The title of Fargo’s sixth episode, “Buridan’s Ass,” comes from the philosophical idea that if a donkey is equally hungry and thirsty, and is given both water and hay equidistant from itself, it will die of starvation and thirst, because a decision cannot rationally be made between which of the two to start with. The paradox is a satire of moral determinism, which suggests that actions and their effects are all part of a causal web, and that when faced with a choice, humans must choose the greater good. But what if there is no greater good? The character Malvo is a walking agent of evil and destruction, and while he in some ways seems to be the catalyst for what’s happening in Bemidji, in others, it could be argued that he is just a heightened manifestation of the of evil or mistakes the residents brought upon themselves. Hit the jump for more mumbo jumbo.
“Buridan’s Ass” was an hour of consequence. There is a clear causal web in Bemidji that starts with Malvo’s first conversation with Lester. The murder of Sam Hess brought on Mr. Wrench and Mr. Numbers, and the death of Verne made this a personal vendetta for Molly. On the other hand, Malvo’s interactions and torture of Stavros is a separate set of crimes that has finally overlapped with the others in “Buridan’s Ass,” leading to the deaths of Don, Numbers, Dimitri, and at least the serious injury of Molly. Lester, meanwhile, pulled a grand caper wherein he implicated his brother Chazz, as well as his nephew, in some kind of gun-nut conspiracy and coverup of the murders at his own house.
Readers will note that Fargo is not among my favorite series, and “Buridan’s Ass” didn’t change that for me (those of you hoping I’ll have a change of heart like I did about The Americans, we’ll see …). But I am certainly willing to admit what the show gets right: for one, the use of the blizzard to provide confusion and obfuscation was a great way to make the setting of Bemidji matter. Not only did it allow Malvo to be cloaked and escape (much like Lester did), but its white blanket also directly led to several deaths. Secondly, the entire sequence that culminated with the shootout that killed Don was a great use of slow motion and cinematography (the lights around him, his bobbing and weaving to avoid the shots), while the white outside and the darkness inside compounded to make his circumstance (duct taped to the gun and exercise equipment) unable to be determined until after he was shot to pieces.
That particular scene felt the most like the Coens than anything else in the hour, where a dim-witted small-time crook with big dreams came to a horrific and gruesome end. Meanwhile, the true evil lurks away. Still, the suspension of disbelief required for the fish, as well as for Lester’s grand hospital escape, pushed some limits.
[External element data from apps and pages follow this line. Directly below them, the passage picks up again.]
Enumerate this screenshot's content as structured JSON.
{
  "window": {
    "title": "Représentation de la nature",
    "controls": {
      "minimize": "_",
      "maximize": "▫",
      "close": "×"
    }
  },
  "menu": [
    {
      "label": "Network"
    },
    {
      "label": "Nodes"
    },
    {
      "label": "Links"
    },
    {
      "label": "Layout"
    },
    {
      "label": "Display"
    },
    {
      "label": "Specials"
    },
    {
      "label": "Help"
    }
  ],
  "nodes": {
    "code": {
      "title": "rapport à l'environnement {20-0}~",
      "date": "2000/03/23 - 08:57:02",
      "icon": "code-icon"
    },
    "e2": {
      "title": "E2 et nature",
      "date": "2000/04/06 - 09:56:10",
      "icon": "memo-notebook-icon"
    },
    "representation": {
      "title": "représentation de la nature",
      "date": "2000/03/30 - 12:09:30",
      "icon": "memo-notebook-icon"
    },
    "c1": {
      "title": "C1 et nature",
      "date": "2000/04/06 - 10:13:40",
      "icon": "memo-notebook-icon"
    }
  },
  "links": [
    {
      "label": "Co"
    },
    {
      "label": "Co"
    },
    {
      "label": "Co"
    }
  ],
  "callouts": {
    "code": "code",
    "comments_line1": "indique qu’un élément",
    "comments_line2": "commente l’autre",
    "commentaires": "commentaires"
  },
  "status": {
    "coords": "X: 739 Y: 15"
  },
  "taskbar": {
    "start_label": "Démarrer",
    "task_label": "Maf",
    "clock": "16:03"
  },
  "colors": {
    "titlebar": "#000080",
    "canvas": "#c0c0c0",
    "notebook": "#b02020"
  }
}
The scene “Buridan’s Ass” has set for the back half of the season is one of extreme confusion. Facing a scene mired in death and chaos, it’s up to Gus, who never wanted to be a cop, and who let Malvo go (which helped unleash a lot of this nightmare) to put it all back together. It’s not easy to find heroes in Fargo, but the closest approximation so far is Gus. For him, the dilemma is between good and evil, and neither one has a guaranteed outcome. He could listen to his neighbor’s parable, and give up on Malvo. Or, he could fly in the face of Malvo’s threats, and continue to pursue him for the greater good. Buridan would suggest that the latter is Gus’ only choice. And for Fargo to continue with any meaning, I would have to agree.
Episode Rating: B+
Musings and Miscellanea:
— The deaths of Numbers and Dimitri have made things personal for Wrench and Stavros, just like the injury (surely not death) of Molly has made things personal for Gus as well. There has to be that emotional connection there, it seems, for things to move forward.
— “Part two is, have you ever had Turkish Delight? It’s disgusting” – Malvo. No lies detected there.
— If the money stays buried this time, then the show has kept itself from messing with the mythology too much, and also has created the possibility for other instances where those who find the “cursed” money will have their own stories about it to tell.
— Gus gets the most upset over the sin of duplicitousness. That must be a hard life in this world, as Molly notes.
— “Son, do you go to church? Then open the goddamn gate, your Lord demands it!” – Stavros.
— “There’s something wrong with you, something missing” – Chazz.
— As surreal as it was, I did enjoy the suspense of Lester’s escape and reappearance at the hospital. That self-satisfied smirk can only portend the worst, though.